INPUT:
* * * * * * * * *

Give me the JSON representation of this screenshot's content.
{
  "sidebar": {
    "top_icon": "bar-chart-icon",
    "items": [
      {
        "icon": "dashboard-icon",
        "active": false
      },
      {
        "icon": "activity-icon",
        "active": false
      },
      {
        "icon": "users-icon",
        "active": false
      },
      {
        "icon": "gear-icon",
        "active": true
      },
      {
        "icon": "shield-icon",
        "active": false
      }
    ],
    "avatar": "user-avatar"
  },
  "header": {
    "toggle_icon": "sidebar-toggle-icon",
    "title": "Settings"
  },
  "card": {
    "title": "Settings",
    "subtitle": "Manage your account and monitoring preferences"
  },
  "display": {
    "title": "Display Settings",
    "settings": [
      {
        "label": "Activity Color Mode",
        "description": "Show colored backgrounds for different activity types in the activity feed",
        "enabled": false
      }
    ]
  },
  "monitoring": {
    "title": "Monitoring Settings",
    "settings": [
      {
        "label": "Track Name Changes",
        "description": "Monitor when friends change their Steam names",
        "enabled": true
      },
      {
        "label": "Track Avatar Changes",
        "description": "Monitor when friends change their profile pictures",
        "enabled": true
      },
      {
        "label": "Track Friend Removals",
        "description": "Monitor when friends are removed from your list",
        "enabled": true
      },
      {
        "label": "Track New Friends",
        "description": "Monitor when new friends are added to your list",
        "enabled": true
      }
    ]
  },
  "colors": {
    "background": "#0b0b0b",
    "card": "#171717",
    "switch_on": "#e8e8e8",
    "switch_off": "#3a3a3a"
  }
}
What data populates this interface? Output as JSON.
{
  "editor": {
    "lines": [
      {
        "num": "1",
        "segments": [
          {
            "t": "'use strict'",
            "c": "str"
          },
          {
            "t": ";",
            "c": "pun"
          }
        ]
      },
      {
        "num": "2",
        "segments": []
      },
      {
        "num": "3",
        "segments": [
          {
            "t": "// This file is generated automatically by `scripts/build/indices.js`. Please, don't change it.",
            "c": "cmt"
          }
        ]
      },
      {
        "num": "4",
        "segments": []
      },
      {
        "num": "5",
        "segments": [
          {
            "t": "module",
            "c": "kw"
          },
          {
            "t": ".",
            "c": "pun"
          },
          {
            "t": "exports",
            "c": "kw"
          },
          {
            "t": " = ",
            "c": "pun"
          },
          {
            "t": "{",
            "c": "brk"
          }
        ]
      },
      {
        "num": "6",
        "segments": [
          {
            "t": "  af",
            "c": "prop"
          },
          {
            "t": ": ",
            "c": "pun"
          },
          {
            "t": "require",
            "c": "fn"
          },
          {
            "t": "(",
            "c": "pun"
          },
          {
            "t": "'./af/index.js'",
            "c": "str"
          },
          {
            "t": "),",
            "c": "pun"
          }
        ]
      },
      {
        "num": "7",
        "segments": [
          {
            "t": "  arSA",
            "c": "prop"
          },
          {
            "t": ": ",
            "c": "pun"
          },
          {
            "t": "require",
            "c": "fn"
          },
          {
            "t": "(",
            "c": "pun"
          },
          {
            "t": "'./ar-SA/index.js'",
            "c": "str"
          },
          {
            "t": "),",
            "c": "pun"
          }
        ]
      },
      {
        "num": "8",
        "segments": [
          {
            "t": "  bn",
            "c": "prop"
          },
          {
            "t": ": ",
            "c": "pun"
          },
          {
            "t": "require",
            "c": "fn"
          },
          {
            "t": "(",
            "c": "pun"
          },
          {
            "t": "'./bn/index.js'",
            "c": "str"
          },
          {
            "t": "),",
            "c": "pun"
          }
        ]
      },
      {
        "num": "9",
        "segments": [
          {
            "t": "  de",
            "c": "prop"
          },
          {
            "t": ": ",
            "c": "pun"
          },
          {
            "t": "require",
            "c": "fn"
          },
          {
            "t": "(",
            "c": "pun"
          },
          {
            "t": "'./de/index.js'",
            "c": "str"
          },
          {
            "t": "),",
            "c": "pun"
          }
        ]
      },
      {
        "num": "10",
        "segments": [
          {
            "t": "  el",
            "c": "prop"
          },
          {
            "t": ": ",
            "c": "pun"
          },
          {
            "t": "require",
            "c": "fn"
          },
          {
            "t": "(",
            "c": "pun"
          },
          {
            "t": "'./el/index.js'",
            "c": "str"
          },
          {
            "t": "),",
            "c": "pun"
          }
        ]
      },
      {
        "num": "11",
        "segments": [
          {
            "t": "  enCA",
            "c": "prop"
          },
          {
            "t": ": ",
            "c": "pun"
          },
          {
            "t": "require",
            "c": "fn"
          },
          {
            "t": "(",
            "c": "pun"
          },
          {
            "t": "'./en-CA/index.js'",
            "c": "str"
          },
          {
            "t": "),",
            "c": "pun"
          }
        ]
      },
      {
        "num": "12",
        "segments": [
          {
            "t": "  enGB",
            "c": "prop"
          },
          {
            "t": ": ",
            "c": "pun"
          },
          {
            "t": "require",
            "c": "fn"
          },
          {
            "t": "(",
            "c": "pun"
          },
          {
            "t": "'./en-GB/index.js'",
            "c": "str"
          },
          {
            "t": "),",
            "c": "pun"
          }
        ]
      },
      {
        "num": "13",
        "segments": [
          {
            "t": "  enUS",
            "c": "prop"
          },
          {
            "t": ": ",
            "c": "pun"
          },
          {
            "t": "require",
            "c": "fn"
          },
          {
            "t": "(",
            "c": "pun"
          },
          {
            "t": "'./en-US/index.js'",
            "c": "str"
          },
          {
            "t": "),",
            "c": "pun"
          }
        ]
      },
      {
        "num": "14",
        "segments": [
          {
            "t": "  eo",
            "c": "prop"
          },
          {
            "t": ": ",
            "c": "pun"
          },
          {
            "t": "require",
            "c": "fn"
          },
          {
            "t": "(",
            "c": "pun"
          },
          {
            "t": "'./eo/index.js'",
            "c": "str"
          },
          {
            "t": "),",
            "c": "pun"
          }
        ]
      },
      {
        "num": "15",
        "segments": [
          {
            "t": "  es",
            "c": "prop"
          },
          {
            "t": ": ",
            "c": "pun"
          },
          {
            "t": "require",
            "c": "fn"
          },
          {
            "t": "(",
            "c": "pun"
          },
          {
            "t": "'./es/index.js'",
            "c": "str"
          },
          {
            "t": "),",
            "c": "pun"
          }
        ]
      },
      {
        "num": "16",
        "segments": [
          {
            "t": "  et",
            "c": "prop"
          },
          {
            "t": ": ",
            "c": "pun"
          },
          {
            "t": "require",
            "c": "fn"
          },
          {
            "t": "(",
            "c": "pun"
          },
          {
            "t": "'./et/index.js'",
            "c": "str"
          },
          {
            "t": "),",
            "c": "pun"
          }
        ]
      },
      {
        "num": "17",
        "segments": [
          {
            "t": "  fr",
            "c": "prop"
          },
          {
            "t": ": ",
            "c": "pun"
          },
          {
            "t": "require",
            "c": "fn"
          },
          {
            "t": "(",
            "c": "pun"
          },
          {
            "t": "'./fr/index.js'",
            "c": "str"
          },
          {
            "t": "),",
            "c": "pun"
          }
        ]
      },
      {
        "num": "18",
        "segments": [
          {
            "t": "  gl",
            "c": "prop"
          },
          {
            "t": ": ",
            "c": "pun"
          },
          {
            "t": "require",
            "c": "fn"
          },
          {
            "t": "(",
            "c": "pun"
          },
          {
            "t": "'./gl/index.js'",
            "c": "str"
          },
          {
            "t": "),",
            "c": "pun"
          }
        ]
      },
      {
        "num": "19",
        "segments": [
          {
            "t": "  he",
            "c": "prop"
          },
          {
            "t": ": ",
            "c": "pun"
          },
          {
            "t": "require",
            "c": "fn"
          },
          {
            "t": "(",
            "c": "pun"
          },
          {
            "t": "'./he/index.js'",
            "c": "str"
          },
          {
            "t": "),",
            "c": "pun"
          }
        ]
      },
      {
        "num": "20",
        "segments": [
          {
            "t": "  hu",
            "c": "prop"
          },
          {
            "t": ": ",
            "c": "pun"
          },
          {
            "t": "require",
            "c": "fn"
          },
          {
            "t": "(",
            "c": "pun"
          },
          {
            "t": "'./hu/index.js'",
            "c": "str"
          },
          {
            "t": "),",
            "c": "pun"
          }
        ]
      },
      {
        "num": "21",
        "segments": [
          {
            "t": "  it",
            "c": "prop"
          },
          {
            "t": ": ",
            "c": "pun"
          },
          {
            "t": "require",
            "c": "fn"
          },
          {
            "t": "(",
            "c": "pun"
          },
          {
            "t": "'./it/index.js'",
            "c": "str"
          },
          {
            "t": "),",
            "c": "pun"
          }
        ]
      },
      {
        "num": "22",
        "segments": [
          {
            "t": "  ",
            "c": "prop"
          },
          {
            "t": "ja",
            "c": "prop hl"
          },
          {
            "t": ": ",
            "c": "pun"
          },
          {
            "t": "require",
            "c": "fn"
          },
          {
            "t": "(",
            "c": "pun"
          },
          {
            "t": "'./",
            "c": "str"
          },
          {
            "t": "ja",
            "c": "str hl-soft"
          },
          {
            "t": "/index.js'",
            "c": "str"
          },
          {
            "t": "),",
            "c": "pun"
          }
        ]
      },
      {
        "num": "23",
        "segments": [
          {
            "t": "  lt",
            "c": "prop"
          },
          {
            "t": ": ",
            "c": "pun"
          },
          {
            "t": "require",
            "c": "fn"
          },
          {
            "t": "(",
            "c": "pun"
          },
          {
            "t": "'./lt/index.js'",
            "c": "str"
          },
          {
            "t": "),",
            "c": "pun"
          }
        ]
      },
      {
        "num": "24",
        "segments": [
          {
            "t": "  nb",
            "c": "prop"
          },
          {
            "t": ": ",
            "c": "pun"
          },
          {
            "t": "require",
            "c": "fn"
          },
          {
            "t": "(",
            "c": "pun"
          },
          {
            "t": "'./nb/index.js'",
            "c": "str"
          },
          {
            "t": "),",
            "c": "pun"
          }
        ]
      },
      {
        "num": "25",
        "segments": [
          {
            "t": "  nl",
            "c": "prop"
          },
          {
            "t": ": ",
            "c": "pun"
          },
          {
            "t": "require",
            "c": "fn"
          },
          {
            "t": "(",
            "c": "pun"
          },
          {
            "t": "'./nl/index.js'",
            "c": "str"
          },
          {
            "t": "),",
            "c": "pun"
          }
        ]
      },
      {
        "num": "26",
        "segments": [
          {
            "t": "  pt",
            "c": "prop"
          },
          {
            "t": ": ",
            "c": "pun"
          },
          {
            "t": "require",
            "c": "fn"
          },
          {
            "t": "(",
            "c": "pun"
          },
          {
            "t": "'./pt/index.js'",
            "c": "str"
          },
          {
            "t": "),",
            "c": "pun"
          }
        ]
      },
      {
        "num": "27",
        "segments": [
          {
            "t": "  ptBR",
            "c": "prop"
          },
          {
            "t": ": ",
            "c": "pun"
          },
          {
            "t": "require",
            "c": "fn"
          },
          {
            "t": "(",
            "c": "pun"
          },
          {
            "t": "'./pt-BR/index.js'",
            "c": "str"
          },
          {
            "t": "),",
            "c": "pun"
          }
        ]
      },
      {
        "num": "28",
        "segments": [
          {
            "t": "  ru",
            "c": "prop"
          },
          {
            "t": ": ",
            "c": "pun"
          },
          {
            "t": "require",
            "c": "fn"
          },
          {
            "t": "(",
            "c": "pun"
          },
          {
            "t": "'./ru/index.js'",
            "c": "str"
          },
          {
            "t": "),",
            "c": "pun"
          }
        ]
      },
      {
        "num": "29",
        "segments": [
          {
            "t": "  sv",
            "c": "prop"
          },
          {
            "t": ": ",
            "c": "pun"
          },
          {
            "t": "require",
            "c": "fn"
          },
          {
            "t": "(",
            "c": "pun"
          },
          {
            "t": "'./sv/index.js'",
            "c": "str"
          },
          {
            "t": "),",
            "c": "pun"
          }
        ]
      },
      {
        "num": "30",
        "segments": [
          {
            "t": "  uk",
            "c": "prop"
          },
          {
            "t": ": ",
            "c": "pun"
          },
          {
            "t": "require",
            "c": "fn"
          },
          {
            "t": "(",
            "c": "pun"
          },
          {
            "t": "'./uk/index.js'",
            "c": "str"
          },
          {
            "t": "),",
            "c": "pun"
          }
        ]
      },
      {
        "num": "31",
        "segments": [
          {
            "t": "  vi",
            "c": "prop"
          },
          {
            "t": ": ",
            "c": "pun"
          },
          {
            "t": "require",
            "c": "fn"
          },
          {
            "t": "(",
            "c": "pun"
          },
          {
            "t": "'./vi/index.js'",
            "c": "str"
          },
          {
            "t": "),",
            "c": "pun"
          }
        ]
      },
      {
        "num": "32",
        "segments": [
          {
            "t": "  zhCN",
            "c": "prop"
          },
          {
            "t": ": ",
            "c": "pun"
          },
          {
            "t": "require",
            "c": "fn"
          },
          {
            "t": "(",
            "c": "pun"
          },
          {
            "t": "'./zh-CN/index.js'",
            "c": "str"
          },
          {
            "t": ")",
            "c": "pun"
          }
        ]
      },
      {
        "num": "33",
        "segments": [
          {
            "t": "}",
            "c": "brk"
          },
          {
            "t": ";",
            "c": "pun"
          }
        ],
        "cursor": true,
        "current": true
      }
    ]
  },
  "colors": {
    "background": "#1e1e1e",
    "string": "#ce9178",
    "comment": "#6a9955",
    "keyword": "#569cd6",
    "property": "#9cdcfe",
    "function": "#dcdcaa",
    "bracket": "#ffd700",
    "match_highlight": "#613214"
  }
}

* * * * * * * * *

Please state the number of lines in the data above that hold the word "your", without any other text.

RESPONSE TO THIS TASK: 3